§ **DATASET EXTRACT**:
◆ ◆ ◆ ◆ ◆ ◆ ◆

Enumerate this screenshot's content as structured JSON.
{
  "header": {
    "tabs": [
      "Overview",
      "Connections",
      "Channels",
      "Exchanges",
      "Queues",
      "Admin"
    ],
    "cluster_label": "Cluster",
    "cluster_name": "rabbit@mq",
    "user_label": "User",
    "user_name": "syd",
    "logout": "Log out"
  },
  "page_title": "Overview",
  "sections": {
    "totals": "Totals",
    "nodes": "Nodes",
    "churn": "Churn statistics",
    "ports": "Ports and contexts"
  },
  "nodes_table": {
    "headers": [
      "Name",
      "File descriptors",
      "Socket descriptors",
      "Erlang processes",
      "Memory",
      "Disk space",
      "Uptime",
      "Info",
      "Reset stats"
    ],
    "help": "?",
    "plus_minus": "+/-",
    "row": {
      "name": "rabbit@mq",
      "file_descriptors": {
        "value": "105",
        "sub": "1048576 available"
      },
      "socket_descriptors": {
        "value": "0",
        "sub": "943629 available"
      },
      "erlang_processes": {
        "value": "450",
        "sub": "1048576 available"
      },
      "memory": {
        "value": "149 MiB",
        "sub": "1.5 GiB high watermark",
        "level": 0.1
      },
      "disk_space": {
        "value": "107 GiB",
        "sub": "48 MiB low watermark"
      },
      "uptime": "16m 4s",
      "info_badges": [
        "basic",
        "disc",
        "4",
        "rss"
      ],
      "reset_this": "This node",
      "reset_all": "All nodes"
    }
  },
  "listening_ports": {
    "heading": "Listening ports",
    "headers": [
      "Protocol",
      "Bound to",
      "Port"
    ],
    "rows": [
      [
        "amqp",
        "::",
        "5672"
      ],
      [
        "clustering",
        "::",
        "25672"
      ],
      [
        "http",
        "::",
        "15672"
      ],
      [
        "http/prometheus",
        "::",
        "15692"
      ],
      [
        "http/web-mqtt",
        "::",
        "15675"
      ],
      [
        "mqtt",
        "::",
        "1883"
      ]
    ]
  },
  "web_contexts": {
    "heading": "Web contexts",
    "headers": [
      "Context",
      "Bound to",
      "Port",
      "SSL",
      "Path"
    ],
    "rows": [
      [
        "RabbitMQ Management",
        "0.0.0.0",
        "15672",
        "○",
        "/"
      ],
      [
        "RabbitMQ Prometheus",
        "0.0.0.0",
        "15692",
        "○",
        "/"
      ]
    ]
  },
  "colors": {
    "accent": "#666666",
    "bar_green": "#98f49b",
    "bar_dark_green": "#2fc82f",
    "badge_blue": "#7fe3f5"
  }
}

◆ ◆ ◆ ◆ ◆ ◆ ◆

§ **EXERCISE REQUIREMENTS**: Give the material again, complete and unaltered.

§ **SOLUTION TO THE PROBLEM**:
Enumerate this screenshot's content as structured JSON.
{
  "header": {
    "tabs": [
      "Overview",
      "Connections",
      "Channels",
      "Exchanges",
      "Queues",
      "Admin"
    ],
    "cluster_label": "Cluster",
    "cluster_name": "rabbit@mq",
    "user_label": "User",
    "user_name": "syd",
    "logout": "Log out"
  },
  "page_title": "Overview",
  "sections": {
    "totals": "Totals",
    "nodes": "Nodes",
    "churn": "Churn statistics",
    "ports": "Ports and contexts"
  },
  "nodes_table": {
    "headers": [
      "Name",
      "File descriptors",
      "Socket descriptors",
      "Erlang processes",
      "Memory",
      "Disk space",
      "Uptime",
      "Info",
      "Reset stats"
    ],
    "help": "?",
    "plus_minus": "+/-",
    "row": {
      "name": "rabbit@mq",
      "file_descriptors": {
        "value": "105",
        "sub": "1048576 available"
      },
      "socket_descriptors": {
        "value": "0",
        "sub": "943629 available"
      },
      "erlang_processes": {
        "value": "450",
        "sub": "1048576 available"
      },
      "memory": {
        "value": "149 MiB",
        "sub": "1.5 GiB high watermark",
        "level": 0.1
      },
      "disk_space": {
        "value": "107 GiB",
        "sub": "48 MiB low watermark"
      },
      "uptime": "16m 4s",
      "info_badges": [
        "basic",
        "disc",
        "4",
        "rss"
      ],
      "reset_this": "This node",
      "reset_all": "All nodes"
    }
  },
  "listening_ports": {
    "heading": "Listening ports",
    "headers": [
      "Protocol",
      "Bound to",
      "Port"
    ],
    "rows": [
      [
        "amqp",
        "::",
        "5672"
      ],
      [
        "clustering",
        "::",
        "25672"
      ],
      [
        "http",
        "::",
        "15672"
      ],
      [
        "http/prometheus",
        "::",
        "15692"
      ],
      [
        "http/web-mqtt",
        "::",
        "15675"
      ],
      [
        "mqtt",
        "::",
        "1883"
      ]
    ]
  },
  "web_contexts": {
    "heading": "Web contexts",
    "headers": [
      "Context",
      "Bound to",
      "Port",
      "SSL",
      "Path"
    ],
    "rows": [
      [
        "RabbitMQ Management",
        "0.0.0.0",
        "15672",
        "○",
        "/"
      ],
      [
        "RabbitMQ Prometheus",
        "0.0.0.0",
        "15692",
        "○",
        "/"
      ]
    ]
  },
  "colors": {
    "accent": "#666666",
    "bar_green": "#98f49b",
    "bar_dark_green": "#2fc82f",
    "badge_blue": "#7fe3f5"
  }
}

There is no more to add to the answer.